I certainly understand the emotional rationale and I sympathize, no, I empathize because these thoughts are truly my own. But as I get older (man, that feels old) and as I get further into my career and parenting, I realize that dwelling on failure and becoming emotionally wrapped up in it can be devastating and detrimental in meeting some of my life goals. By life goals, I’m talking simple, like “raise well-adjusted, healthy children” and “make a difference in the world.” Simple, right? Getting emotionally wrapped up in failures makes me adopt unpleasant character traits that send me in the opposite direction of my “simple” life goals.

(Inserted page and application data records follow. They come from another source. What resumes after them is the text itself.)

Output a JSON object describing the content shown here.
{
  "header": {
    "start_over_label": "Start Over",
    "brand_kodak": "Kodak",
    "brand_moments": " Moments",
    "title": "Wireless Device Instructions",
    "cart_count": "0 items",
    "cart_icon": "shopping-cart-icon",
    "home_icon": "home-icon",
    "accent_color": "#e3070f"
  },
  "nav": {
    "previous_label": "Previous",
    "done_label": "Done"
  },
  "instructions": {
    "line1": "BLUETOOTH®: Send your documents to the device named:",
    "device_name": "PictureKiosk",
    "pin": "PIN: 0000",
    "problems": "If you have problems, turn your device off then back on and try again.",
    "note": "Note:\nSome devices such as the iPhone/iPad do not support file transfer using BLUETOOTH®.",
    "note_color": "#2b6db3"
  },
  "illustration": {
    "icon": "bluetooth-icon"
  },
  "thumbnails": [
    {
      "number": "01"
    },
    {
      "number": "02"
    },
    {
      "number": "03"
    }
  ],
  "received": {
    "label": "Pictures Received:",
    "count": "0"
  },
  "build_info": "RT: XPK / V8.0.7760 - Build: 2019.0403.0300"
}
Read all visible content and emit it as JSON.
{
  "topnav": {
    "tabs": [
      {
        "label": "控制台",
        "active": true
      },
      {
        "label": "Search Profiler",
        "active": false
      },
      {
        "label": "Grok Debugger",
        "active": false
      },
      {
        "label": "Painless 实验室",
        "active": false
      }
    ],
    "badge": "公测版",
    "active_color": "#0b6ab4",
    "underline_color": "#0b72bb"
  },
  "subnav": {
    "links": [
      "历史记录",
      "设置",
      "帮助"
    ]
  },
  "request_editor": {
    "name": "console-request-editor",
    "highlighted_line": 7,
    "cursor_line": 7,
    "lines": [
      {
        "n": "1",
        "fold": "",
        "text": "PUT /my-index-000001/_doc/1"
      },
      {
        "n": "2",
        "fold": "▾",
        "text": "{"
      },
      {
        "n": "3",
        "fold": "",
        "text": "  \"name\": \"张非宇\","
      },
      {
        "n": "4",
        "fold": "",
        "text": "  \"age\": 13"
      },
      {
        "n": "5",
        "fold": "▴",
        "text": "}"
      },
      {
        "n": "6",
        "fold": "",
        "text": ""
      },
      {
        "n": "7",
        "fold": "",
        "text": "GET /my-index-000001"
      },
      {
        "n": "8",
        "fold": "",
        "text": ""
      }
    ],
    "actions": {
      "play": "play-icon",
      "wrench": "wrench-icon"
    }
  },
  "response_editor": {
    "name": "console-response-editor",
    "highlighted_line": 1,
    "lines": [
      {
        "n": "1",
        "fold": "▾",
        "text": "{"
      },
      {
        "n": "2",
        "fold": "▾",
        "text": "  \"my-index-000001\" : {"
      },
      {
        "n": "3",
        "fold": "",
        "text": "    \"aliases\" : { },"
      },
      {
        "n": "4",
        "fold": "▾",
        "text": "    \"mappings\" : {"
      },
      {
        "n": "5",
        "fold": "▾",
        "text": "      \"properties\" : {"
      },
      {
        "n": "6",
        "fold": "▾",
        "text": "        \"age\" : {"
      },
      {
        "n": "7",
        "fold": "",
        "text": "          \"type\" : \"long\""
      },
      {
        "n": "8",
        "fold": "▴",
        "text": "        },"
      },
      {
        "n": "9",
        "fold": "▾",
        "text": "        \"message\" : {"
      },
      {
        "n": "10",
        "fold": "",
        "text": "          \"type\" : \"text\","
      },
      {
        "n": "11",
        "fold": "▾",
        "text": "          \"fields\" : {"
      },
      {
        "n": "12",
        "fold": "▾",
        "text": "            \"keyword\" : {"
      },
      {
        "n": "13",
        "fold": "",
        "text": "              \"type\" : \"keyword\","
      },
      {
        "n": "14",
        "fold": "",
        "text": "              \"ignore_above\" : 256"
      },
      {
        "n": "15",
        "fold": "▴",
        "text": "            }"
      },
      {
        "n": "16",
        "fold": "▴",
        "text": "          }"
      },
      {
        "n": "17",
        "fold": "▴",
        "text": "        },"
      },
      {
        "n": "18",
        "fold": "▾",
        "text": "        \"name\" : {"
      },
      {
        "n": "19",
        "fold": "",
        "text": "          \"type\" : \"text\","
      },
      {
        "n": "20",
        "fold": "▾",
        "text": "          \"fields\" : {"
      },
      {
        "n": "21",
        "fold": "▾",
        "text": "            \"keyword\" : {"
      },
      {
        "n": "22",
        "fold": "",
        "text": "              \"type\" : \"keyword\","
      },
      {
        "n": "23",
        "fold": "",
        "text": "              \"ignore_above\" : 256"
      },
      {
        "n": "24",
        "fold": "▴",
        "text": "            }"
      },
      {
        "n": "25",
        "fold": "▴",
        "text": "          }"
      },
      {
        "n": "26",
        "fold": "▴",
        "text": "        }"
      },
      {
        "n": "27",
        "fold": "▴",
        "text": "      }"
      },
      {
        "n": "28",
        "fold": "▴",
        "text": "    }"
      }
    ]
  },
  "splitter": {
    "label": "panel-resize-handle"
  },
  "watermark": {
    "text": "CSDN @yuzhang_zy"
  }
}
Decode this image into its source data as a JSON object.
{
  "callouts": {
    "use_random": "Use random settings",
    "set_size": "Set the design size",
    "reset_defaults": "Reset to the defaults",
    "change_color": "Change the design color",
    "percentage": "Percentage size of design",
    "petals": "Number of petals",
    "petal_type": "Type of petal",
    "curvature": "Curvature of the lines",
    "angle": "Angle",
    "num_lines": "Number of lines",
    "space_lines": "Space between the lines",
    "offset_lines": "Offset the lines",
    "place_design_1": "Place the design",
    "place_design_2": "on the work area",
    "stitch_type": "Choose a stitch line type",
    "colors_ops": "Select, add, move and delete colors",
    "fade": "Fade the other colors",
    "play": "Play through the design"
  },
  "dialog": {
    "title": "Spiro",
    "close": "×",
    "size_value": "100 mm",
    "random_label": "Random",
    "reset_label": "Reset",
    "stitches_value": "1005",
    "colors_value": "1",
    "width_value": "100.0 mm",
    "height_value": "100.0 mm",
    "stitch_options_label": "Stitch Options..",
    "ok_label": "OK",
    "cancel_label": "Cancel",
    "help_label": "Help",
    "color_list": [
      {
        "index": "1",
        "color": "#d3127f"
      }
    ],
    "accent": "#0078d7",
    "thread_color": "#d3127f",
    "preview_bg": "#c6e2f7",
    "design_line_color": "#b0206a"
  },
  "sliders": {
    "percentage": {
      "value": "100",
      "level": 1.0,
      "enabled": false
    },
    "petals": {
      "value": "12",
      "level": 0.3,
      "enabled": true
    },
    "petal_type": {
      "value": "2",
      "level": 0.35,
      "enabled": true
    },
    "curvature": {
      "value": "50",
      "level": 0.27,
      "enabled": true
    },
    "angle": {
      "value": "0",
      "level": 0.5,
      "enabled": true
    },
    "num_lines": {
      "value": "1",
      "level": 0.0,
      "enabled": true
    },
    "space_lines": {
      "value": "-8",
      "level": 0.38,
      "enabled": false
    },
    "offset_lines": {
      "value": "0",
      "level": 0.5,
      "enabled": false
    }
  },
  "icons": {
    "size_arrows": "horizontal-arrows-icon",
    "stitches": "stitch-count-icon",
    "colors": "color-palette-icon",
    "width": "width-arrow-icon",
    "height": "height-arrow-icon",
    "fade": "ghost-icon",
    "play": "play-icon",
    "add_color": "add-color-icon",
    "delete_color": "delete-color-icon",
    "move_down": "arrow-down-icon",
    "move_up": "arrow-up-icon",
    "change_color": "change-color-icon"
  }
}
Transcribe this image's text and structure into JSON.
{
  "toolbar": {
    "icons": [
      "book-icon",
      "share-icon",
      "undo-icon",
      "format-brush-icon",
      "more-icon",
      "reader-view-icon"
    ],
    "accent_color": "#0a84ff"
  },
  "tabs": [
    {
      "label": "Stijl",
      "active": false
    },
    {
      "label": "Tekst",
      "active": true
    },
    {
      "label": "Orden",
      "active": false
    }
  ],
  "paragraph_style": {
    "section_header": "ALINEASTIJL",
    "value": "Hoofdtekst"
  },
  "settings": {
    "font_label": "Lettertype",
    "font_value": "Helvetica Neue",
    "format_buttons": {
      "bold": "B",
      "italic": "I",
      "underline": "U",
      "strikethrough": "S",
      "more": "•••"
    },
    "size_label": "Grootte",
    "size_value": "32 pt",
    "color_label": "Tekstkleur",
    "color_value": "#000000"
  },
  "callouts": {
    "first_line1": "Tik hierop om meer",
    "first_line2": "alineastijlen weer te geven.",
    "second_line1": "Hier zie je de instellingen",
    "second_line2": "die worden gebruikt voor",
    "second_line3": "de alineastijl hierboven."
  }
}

This is how a day-to-day failure / emotional breakdown plays out in my life (can you relate?):

  1. I yell at my kids (about something stupid, not, “don’t cross the street, there’s a car coming!)

  2. I tell myself I am a terrible parent and I should be smart enough and educated enough to know that’s not the best way to handle the situation; and for God’s-sake, I am a Behavior Analyst and should know better.

  3. I retreat emotionally and get in my head so I am less present and engaged with my children or other people around me.

  4. I act grumpy or rude or moody to people who have no clue what’s going on inside me.

  5. I put the kids to bed and drink a glass of wine and watch reality TV to checkout and try again tomorrow.

Anyone with me? For non-parents, or perfect parents, this scenario can be exchanged for any other failure (career, relational, exercise, etc). Just substitute the actual circumstances for this pattern:

  1. Mistake / failure

  2. Shame

  3. Retreat / disconnect relationally

  4. Moody

  5. Poor coping skills

Ok, before you think I am passing judgment, let me clarify on “poor coping skills.” I love wine and I love turning my brain off and being entertained with other people’s crazy lives to make myself feel better about my own, however, there is a difference in enjoying these things because they are leisure activities versus escaping the reality of sitting with our own failures for a bit to understand and feel the pain or frustration of what happened. It is when we are able to sit with those mistakes, talk about them, wrestle with them, and understand them, that we can really make effective change. When I let failures affect the way I behave for the rest of the day, I’m not actually wrestling with the hard questions, “Why do I still do that?” “What led to that?” “What are my triggers?” Instead I feel emotional until it’s time to checkout and then try harder the next day.

So what if the “try smarter, not harder” in regard to failures, means, feeling the feelings of pain and frustration, and allowing it to prompt change. Instead of letting my brain go to “shame,” I take control of my narrative. This instead:

  1. Mistake / failure

  2. Allow myself to feel human

  3. Talk to trusted people about the failure

  4. Acknowledge emotions - i.e. that didn’t feel good, but I can handle this, this will make me stronger

  5. Healthy coping skills- i.e. exercise, write, journal, cook, bake, hike, throw a baseball, shoot a bow, drink wine with friends, cry, take a nap, you decide!

And taking it a step further (to build resiliency, to make behavior change, and all those wonderful things we aspire to…)

      6. Make a plan & practice - plan how you will respond to a situation like this in the future,        practice a mantra or reassuring statements, and ask (trusted) friends or professionals to keep you accountable.

With failure I believe there is an extremely personal journey ahead. Your own failures lead to your own growth. And it's up to you to find your community, your village, your support system, to work through those failures. There's no recipe because everyone's failures are really their own. It’s hard work. Good luck, fail a lot, learn a lot, and aspire to those lofty life goals. We’re cheering for you!


Written by: Josi Garcia is the Co-Founder of ZimZum Consulting Collaboration. She is a Board Certified Behavior Analyst, holds a Masters degree in Special Education, and has experience working with schools and families supporting individuals with special needs.


Photo Credit: Austin Johnson on Unsplash


NPR: Ted Radio Hour. (2016, July 29). Failure is an Option.